by Super User
The climate crisis is forcing thousands around the world to flee as their homes become increasingly uninhabitable.
The Last Ice Age Tells Us Why We Need To Care About A 2℃ Change In Temperature
The Last Ice Age Tells Us Why We Need To Care About A 2℃ Change In Temperature
by Alan N Williams, et al
The latest report from the Intergovernmental Panel on Climate Change (IPCC) states that without a substantial decrease…
Earth Has Stayed Habitable For Billions Of Years – Exactly How Lucky Did We Get?
Earth Has Stayed Habitable For Billions Of Years – Exactly How Lucky Did We Get?
by Toby Tyrrell
It took evolution 3 or 4 billion years to produce Homo sapiens. If the climate had completely failed just once in that…
How Mapping The Weather 12,000 Years Ago Can Help Predict Future Climate Change
How Mapping The Weather 12,000 Years Ago Can Help Predict Future Climate Change
by Brice Rea
The end of the last ice age, around 12,000 years ago, was characterised by a final cold phase called the Younger Dryas.…
The Caspian Sea Is Set To Fall By 9 Metres Or More This Century
The Caspian Sea Is Set To Fall By 9 Metres Or More This Century
by Frank Wesselingh and Matteo Lattuada
Imagine you are on the coast, looking out to sea. In front of you lies 100 metres of barren sand that looks like a…
Venus Was Once More Earth-like, But Climate Change Made It Uninhabitable
Venus Was Once More Earth-like, But Climate Change Made It Uninhabitable
by Richard Ernst
We can learn a lot about climate change from Venus, our sister planet. Venus currently has a surface temperature of…
Five Climate Disbeliefs: A Crash Course In Climate Misinformation
The Five Climate Disbeliefs: A Crash Course In Climate Misinformation
by John Cook
This video is a crash course in climate misinformation, summarizing the key arguments used to cast doubt on the reality…
The Arctic Hasn't Been This Warm For 3 Million Years and That Means Big Changes For The Planet
The Arctic Hasn't Been This Warm For 3 Million Years and That Means Big Changes For The Planet
by Julie Brigham-Grette and Steve Petsch
Every year, sea ice cover in the Arctic Ocean shrinks to a low point in mid-September. This year it measures just 1.44…
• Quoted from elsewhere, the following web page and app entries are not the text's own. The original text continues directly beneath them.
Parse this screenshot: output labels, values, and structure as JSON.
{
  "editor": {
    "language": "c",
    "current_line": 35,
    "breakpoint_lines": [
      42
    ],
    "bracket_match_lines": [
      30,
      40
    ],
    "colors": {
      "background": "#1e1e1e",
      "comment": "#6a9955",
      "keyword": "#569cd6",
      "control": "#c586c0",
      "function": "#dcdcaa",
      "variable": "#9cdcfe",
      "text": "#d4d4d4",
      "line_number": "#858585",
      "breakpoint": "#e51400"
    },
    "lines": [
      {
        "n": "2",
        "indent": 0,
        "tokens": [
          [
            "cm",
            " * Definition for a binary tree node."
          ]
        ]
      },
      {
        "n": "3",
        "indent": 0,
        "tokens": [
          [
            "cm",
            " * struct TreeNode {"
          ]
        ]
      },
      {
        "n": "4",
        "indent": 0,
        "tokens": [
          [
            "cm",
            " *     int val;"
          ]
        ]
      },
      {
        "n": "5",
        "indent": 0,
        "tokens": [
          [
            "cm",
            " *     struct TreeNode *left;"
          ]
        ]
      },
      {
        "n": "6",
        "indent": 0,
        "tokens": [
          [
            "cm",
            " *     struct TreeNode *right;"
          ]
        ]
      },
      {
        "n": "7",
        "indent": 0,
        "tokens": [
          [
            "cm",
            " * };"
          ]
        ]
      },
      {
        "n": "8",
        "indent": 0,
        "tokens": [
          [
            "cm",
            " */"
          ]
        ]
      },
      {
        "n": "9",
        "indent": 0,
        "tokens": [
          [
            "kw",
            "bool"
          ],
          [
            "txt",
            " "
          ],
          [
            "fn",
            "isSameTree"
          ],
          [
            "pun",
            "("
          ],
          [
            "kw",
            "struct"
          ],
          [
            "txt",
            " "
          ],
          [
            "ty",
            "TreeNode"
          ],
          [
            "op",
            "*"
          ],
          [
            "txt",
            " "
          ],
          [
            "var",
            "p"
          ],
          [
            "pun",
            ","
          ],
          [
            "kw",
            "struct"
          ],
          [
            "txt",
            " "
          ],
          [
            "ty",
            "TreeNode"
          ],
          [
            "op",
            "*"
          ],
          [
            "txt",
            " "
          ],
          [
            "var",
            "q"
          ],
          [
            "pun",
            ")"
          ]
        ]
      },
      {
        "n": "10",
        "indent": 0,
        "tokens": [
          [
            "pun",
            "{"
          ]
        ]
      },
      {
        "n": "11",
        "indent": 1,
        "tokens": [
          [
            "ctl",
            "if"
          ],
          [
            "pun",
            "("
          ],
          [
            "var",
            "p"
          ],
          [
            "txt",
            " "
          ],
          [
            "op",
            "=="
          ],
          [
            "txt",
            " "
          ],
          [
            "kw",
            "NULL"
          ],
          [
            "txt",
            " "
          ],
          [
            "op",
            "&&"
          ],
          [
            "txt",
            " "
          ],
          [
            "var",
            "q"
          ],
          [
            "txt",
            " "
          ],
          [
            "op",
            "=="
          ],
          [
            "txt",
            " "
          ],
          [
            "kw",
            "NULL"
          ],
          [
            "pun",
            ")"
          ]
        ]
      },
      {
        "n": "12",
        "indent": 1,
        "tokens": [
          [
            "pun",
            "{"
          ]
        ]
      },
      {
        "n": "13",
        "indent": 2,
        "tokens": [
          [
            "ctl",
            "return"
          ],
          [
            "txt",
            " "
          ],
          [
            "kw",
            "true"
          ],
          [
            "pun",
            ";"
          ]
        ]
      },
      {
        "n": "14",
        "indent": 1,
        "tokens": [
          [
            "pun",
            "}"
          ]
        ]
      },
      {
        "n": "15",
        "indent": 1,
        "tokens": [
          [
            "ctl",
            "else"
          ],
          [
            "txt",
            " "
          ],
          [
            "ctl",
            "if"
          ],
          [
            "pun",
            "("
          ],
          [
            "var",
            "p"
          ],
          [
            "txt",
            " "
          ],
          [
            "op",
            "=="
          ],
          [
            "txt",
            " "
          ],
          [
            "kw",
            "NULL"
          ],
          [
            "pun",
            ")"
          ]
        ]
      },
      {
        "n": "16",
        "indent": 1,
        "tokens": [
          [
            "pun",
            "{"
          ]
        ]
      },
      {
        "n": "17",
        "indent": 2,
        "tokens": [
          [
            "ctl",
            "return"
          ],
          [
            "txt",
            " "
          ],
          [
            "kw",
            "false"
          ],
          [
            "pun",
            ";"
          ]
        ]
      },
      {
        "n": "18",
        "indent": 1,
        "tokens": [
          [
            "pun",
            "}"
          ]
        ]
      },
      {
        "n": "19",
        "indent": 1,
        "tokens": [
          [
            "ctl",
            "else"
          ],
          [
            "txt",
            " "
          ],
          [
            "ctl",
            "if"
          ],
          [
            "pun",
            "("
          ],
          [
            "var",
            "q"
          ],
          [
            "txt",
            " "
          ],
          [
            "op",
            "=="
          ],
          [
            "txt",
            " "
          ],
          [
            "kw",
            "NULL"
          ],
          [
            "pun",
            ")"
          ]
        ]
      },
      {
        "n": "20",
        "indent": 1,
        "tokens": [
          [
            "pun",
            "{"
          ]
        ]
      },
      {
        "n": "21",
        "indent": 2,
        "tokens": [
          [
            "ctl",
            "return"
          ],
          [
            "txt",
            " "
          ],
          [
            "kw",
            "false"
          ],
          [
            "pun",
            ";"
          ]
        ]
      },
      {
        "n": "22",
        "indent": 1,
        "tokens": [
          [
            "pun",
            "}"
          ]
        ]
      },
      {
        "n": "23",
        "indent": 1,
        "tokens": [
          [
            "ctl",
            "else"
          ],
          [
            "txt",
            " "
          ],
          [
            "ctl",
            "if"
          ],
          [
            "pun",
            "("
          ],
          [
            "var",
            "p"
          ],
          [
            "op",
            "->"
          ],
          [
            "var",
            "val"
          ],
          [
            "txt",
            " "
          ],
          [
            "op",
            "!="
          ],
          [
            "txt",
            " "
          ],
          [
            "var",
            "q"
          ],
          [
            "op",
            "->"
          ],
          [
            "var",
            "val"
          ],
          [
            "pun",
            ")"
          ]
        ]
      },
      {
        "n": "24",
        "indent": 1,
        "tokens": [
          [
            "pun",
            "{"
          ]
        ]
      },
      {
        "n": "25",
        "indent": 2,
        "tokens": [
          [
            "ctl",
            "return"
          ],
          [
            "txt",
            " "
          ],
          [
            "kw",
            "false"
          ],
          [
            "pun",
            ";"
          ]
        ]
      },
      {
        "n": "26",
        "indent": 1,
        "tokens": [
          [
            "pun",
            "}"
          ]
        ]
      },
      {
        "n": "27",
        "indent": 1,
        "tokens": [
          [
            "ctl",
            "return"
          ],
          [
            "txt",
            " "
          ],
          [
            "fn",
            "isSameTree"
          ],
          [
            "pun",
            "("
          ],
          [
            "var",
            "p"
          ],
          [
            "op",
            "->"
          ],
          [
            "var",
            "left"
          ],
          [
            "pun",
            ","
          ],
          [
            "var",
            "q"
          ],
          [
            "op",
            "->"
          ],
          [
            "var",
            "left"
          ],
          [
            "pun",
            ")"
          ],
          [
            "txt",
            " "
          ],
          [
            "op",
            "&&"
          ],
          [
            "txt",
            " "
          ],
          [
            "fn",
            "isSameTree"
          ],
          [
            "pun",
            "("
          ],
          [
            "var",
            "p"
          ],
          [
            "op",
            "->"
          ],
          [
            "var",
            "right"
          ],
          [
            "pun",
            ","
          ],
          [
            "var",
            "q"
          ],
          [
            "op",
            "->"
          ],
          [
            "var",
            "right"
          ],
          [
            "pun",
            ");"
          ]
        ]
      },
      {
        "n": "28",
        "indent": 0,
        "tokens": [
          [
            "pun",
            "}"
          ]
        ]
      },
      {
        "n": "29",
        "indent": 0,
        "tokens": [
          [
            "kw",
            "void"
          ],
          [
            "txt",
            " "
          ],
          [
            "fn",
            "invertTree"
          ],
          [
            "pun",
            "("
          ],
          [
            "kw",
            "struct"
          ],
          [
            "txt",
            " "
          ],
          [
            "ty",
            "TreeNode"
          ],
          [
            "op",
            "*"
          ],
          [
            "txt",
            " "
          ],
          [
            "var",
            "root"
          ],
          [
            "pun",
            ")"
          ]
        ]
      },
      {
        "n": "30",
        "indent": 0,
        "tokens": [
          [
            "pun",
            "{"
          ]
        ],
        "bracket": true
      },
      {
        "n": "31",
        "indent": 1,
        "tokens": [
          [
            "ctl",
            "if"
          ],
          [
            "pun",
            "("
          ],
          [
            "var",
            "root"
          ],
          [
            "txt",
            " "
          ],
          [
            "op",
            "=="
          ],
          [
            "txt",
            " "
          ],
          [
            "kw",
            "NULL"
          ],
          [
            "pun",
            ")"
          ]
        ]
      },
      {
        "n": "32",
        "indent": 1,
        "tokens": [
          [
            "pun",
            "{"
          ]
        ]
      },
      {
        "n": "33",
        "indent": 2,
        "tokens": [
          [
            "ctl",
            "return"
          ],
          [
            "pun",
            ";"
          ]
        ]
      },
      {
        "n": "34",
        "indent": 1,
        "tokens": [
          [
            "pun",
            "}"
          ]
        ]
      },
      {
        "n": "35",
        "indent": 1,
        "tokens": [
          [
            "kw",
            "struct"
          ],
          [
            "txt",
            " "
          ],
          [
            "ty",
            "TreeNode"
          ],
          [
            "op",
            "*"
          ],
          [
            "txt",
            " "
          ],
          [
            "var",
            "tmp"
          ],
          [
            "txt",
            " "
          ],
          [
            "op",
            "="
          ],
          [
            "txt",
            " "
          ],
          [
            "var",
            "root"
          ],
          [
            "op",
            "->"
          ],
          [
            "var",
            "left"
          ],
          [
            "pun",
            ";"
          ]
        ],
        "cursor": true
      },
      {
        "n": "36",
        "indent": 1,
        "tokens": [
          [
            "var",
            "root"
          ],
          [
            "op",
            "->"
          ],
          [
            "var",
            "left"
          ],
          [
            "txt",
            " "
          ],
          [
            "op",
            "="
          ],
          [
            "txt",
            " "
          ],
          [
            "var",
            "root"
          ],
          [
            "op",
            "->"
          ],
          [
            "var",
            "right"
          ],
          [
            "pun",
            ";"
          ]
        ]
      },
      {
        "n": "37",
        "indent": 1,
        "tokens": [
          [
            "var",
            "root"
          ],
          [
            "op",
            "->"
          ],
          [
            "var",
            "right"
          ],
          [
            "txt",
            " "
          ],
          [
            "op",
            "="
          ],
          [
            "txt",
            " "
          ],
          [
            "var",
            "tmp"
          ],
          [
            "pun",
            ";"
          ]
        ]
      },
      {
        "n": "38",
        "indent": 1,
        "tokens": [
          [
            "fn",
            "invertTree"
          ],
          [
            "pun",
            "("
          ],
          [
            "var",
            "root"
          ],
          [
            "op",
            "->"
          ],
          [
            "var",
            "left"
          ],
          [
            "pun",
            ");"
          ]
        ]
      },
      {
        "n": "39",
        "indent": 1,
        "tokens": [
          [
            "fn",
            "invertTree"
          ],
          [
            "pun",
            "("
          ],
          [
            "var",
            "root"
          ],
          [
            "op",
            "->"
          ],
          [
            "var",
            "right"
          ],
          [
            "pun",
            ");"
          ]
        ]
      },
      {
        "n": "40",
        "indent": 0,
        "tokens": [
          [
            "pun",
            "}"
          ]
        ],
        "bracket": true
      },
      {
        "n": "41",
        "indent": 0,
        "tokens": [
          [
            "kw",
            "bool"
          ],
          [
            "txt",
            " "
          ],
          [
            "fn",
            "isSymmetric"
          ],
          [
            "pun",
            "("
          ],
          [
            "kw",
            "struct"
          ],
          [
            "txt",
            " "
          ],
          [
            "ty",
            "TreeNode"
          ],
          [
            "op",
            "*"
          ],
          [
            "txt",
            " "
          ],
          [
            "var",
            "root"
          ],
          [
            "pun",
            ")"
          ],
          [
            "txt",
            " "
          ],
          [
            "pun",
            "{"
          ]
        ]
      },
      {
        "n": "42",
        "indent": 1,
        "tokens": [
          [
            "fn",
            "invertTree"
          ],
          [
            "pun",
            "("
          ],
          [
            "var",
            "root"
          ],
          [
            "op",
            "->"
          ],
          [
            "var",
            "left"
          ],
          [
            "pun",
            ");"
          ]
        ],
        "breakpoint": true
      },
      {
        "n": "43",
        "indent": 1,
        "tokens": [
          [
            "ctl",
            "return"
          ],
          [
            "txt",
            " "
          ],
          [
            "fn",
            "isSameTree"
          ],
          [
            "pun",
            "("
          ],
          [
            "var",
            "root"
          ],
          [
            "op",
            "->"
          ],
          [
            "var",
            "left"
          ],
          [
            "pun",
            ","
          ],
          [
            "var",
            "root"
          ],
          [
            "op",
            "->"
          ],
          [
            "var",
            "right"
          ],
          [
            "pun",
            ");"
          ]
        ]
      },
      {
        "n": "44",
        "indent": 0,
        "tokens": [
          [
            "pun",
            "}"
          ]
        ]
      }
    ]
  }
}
green energy2 3
Four Green Hydrogen Opportunities for the Midwest
by Christian Tae
To avert a climate crisis, the Midwest, like the rest of the country, will need to fully decarbonize its economy by…
Major Barrier to Demand Response Needs to End
by John Moore, On Earth
If federal regulators do the right thing, electricity customers across the Midwest may soon be able to earn money while…
trees to plant for climate2
Plant These Trees To Improve City Life
by Mike Williams-Rice
A new study establishes live oaks and American sycamores as champions among 17 “super trees” that will help make cities…
north sea sea bed
Why We Must Understand Seabed Geology To Harness The Winds
by Natasha Barlow, Associate Professor of Quaternary Environmental Change, University of Leeds
For any country blessed with easy access to the shallow and windy North Sea, offshore wind will be key to meeting net…
3 wildfire lessons for forest towns as Dixie Fire destroys historic Greenville, California
3 wildfire lessons for forest towns as Dixie Fire destroys historic Greenville, California
by Bart Johnson, Professor of Landscape Architecture, University of Oregon
A wildfire burning in hot, dry mountain forest swept through the Gold Rush town of Greenville, California, on Aug. 4,…
China Can Meet Energy and Climate Goals Capping Coal Power
China Can Meet Energy and Climate Goals Capping Coal Power
by Alvin Lin
At the Leader’s Climate Summit in April, Xi Jinping pledged that China will “strictly control coal-fired power…
Blue water surrounded by dead white grass
Map tracks 30 years of extreme snowmelt across US
by Mikayla Mace-Arizona
A new map of extreme snowmelt events over the last 30 years clarifies the processes that drive rapid melting.
A plane drops red fire retardant on to a forest fire as firefighters parked along a road look up into the orange sky
Model predicts 10-year burst of wildfire, then gradual decline
by Hannah Hickey-U. Washington
A look at the long-term future of wildfires predicts an initial roughly decade-long burst of wildfire activity,…

 Get The Latest By Email

Weekly Magazine Daily Inspiration

New Attitudes - New Possibilities | | | InnerSelf Market
Copyright ©1985 - 2021 InnerSelf Publications. All Rights Reserved.